By Gina Collia 23 Feb 2010
As a Francophile who once sold antiquarian books, I was probably predisposed to like this one, but even I didn't expect to enjoy it as much as I did.
The brand new Eiffel Tower, standing 300 metres high, towers above the many pavilions of the fourth Paris Universal Exposition, which opened on 6th May 1889. People are flocking to it in their droves, eager to sign the visitors' Golden Book and to visit the Le Figaro Pavilion on the second platform to collect their personalised copy of the special edition of the newspaper. Among them is EugÃ??Ã?Â©nie Patinot who, one sunny afternoon in June, in the company of her niece and two nephews, collapses on the second platform of the tower and dies.
Also on the tower is Monsieur Victor Legris, Parisian bookseller and photographer, who is there to meet Marius Bonnet, a friend who wants him to contribute a column to the newspaper he has just started - Le Passe-partout. The police are satisfied that EugÃ??Ã?Â©nie Patinot has died as the result of being stung by a bee, but Victor and his newspaper friends are not so convinced and, as the death count subsequently rises, the bookseller-turned-amateur-sleuth finds himself searching for clues all over Paris in a bid to uncover the truth and identify the man or woman responsible for what he comes to believe are murders.
The period is conjured up wonderfully. From the moment I began reading, I felt I had been transported back in time to the cobbled streets of nineteenth century Paris in the middle of summer; its heady air filled with the smell of honeysuckle and horse dung and the overwhelming buzz of excitement of thousands of men, women and children as they flocked to climb the towering iron structure and visit the numerous pavilions, with their displays of cameras, printing machines, anatomical mouldings, and curiosities from all over the world.

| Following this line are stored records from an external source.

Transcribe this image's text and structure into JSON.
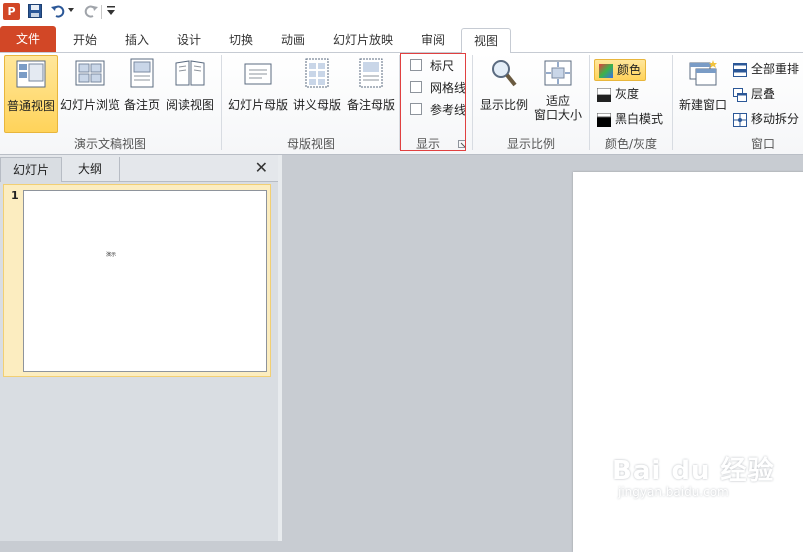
{
  "quick_access": {
    "app_icon": "P",
    "icons": [
      "powerpoint-icon",
      "save-icon",
      "undo-icon",
      "redo-icon",
      "customize-icon"
    ]
  },
  "tabs": [
    {
      "label": "文件"
    },
    {
      "label": "开始"
    },
    {
      "label": "插入"
    },
    {
      "label": "设计"
    },
    {
      "label": "切换"
    },
    {
      "label": "动画"
    },
    {
      "label": "幻灯片放映"
    },
    {
      "label": "审阅"
    },
    {
      "label": "视图"
    }
  ],
  "ribbon": {
    "presentation_views": {
      "label": "演示文稿视图",
      "buttons": [
        "普通视图",
        "幻灯片浏览",
        "备注页",
        "阅读视图"
      ]
    },
    "master_views": {
      "label": "母版视图",
      "buttons": [
        "幻灯片母版",
        "讲义母版",
        "备注母版"
      ]
    },
    "show": {
      "label": "显示",
      "checkboxes": [
        {
          "label": "标尺",
          "checked": false
        },
        {
          "label": "网格线",
          "checked": false
        },
        {
          "label": "参考线",
          "checked": false
        }
      ]
    },
    "zoom": {
      "label": "显示比例",
      "buttons": [
        "显示比例",
        "适应",
        "窗口大小"
      ]
    },
    "color": {
      "label": "颜色/灰度",
      "buttons": [
        "颜色",
        "灰度",
        "黑白模式"
      ]
    },
    "window": {
      "label": "窗口",
      "new_window": "新建窗口",
      "buttons": [
        "全部重排",
        "层叠",
        "移动拆分"
      ]
    }
  },
  "left_pane": {
    "tabs": [
      "幻灯片",
      "大纲"
    ],
    "close": "✕",
    "slides": [
      {
        "number": "1",
        "text": "演示"
      }
    ]
  },
  "watermark": {
    "brand": "Bai du 经验",
    "url": "jingyan.baidu.com"
  },
  "colors": {
    "file_tab": "#d24726",
    "selected_button": "#ffd35a",
    "highlight_box": "#e04040",
    "selected_thumb": "#fcedc0"
  }
}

I did manage to solve the case before Victor, using the snippets of information included strategically throughout the book that the bookseller seemed to miss as a result of being too closely involved with the case. Victor's anxiety, as he pursues his suspects and manages to get things completely wrong a number of times, pushes the story along at quite a pace, and consistently so; I found it very difficult to put the book down as I was so eager to find out what was going to happen next, and there was no part of the book that allowed for a brief respite.

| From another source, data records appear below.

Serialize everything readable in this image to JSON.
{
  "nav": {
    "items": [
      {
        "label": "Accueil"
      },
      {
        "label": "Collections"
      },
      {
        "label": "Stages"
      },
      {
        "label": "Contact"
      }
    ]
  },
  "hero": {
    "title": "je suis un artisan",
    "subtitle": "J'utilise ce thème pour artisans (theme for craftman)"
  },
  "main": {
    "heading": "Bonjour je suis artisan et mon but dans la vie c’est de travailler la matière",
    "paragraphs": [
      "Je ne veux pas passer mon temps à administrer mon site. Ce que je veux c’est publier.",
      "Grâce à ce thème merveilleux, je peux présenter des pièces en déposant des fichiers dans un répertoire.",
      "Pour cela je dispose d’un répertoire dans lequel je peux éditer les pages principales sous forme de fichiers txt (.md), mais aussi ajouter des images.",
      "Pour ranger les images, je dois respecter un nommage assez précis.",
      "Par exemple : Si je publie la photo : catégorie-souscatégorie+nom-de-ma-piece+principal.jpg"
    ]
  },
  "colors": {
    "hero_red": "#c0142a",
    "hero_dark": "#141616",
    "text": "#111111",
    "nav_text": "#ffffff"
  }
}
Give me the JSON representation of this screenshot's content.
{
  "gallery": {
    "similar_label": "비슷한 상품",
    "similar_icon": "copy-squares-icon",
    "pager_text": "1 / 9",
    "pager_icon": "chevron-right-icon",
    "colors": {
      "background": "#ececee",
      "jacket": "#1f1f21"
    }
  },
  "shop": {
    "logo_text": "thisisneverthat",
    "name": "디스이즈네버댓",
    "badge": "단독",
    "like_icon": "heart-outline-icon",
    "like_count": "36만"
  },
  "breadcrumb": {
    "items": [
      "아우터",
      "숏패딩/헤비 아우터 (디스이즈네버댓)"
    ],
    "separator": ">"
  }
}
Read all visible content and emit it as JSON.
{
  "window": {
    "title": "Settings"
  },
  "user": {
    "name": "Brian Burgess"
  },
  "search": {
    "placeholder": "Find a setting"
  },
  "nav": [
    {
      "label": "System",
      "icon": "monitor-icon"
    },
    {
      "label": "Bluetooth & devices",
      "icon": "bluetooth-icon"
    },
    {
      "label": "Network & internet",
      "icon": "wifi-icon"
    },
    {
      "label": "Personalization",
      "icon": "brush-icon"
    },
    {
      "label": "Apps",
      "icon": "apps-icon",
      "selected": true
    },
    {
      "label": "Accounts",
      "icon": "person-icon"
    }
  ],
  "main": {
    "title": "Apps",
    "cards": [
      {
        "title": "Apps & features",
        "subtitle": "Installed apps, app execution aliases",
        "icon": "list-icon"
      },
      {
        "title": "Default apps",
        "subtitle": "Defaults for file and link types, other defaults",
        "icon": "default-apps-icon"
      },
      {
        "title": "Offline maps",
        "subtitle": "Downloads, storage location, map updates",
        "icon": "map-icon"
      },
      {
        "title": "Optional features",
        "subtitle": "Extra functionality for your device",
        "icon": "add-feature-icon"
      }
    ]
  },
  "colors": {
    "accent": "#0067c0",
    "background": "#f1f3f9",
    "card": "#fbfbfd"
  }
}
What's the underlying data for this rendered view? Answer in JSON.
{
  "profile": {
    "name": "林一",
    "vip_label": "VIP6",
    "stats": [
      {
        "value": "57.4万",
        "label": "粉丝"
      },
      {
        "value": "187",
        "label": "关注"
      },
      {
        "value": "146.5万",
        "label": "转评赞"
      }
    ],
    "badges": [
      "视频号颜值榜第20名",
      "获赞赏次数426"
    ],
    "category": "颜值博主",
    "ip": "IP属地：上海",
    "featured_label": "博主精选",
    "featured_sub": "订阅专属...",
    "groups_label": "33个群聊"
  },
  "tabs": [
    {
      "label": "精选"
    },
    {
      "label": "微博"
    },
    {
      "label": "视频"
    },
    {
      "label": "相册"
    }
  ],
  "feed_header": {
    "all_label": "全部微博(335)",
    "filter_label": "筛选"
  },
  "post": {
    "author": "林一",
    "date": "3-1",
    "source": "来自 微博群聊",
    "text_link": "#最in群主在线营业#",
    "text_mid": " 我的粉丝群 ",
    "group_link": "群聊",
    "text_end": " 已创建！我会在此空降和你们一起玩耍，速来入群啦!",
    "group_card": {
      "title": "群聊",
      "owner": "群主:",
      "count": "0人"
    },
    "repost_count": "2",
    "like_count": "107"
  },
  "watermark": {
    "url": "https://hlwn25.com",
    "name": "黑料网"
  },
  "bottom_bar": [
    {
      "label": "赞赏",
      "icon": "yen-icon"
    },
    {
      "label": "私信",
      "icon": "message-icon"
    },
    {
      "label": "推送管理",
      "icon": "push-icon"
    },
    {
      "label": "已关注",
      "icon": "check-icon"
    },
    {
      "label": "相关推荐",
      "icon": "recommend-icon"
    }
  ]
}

This one left me wanting to hop on a flight to Paris the moment I put it down, to climb the Eiffel Tower, and sit in a cafÃ??Ã?Â© sipping something cold before rummaging amongst the dusty tomes of the city's second-hand bookshops. It also left me wanting to read the next in the series as soon as possible.
"A charming journey through the life and intellectual times of an era" Le Monde
The excitement of the 1889 World Exposition is muted, then intensified, by murder.With Paris abuzz over the debut of Gustave Eiffel's magnificent tower, the death of a rag-and-bone man at a parade for Buffalo Bill's visiting troupe merits little attention. Weeks after the fatality is ascribed to a bee sting, maiden aunt Eugenie Patinot succumbs to a similar fate during the world expo for which the Tower serves as an entrance arch. Nearby, bookseller Victor Legris meets his dogged journalist friend Marius Bonnet to celebrate the latter's newspaper, Le Passe-partout. Also in attendance are Victor's mysterious business partner Kenji Mori and Russian emigre Tasha Kherson, who works as Bonnet's illustrator. Romantic sparks flash between Victor and Tasha even before Bonnet publishes an anonymous note suggesting that Eugenie was murdered. When another "bee sting" death occurs outside the Colonial Palace, Victor's insatiable curiosity turns him into an amateur sleuth who juggles clues about the crimes, a budding affair with Tasha, elbow-rubbing with celebrities like Anatole France and an attempt to prove, at least to himself, that his friend Mori is not the killer.In this series kickoff from Izner (pseudonym for a pair of collaborating sisters), the energetic curiosity of the hero dovetails nicely with readers' interest in a fascinating era. The colorful supporting cast lays a solid foundation for Victor's further exploits. (Kirkus Reviews)